Description of the task: The required output is every entry, printed exactly as written.

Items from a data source
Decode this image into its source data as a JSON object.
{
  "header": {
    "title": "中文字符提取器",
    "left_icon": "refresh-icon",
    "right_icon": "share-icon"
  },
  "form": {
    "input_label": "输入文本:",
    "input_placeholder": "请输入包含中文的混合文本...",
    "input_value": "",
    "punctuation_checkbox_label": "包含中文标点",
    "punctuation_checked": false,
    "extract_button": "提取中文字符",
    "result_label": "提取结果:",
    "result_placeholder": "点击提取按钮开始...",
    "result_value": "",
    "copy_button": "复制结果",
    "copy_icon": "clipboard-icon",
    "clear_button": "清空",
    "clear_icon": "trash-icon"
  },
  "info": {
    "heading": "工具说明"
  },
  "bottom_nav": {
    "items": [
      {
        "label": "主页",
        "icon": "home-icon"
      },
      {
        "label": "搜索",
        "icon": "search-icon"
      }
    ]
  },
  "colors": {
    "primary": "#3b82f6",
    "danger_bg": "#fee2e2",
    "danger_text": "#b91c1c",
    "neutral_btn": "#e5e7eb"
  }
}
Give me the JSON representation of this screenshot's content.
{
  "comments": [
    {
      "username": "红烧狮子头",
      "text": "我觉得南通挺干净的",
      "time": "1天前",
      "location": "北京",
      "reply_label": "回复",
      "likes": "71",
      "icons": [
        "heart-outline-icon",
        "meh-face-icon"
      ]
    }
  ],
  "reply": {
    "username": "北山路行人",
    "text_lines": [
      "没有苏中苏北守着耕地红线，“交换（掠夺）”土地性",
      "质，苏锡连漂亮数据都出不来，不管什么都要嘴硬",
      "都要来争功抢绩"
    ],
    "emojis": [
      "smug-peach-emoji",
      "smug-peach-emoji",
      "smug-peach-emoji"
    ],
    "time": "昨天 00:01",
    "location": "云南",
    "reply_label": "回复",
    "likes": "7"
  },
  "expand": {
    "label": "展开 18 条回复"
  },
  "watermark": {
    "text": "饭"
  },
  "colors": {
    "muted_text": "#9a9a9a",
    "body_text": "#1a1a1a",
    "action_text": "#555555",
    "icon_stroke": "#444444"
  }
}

Solution to this problem:
Decode this image into its source data as a JSON object.
{
  "header": {
    "title": "中文字符提取器",
    "left_icon": "refresh-icon",
    "right_icon": "share-icon"
  },
  "form": {
    "input_label": "输入文本:",
    "input_placeholder": "请输入包含中文的混合文本...",
    "input_value": "",
    "punctuation_checkbox_label": "包含中文标点",
    "punctuation_checked": false,
    "extract_button": "提取中文字符",
    "result_label": "提取结果:",
    "result_placeholder": "点击提取按钮开始...",
    "result_value": "",
    "copy_button": "复制结果",
    "copy_icon": "clipboard-icon",
    "clear_button": "清空",
    "clear_icon": "trash-icon"
  },
  "info": {
    "heading": "工具说明"
  },
  "bottom_nav": {
    "items": [
      {
        "label": "主页",
        "icon": "home-icon"
      },
      {
        "label": "搜索",
        "icon": "search-icon"
      }
    ]
  },
  "colors": {
    "primary": "#3b82f6",
    "danger_bg": "#fee2e2",
    "danger_text": "#b91c1c",
    "neutral_btn": "#e5e7eb"
  }
}
Give me the JSON representation of this screenshot's content.
{
  "comments": [
    {
      "username": "红烧狮子头",
      "text": "我觉得南通挺干净的",
      "time": "1天前",
      "location": "北京",
      "reply_label": "回复",
      "likes": "71",
      "icons": [
        "heart-outline-icon",
        "meh-face-icon"
      ]
    }
  ],
  "reply": {
    "username": "北山路行人",
    "text_lines": [
      "没有苏中苏北守着耕地红线，“交换（掠夺）”土地性",
      "质，苏锡连漂亮数据都出不来，不管什么都要嘴硬",
      "都要来争功抢绩"
    ],
    "emojis": [
      "smug-peach-emoji",
      "smug-peach-emoji",
      "smug-peach-emoji"
    ],
    "time": "昨天 00:01",
    "location": "云南",
    "reply_label": "回复",
    "likes": "7"
  },
  "expand": {
    "label": "展开 18 条回复"
  },
  "watermark": {
    "text": "饭"
  },
  "colors": {
    "muted_text": "#9a9a9a",
    "body_text": "#1a1a1a",
    "action_text": "#555555",
    "icon_stroke": "#444444"
  }
}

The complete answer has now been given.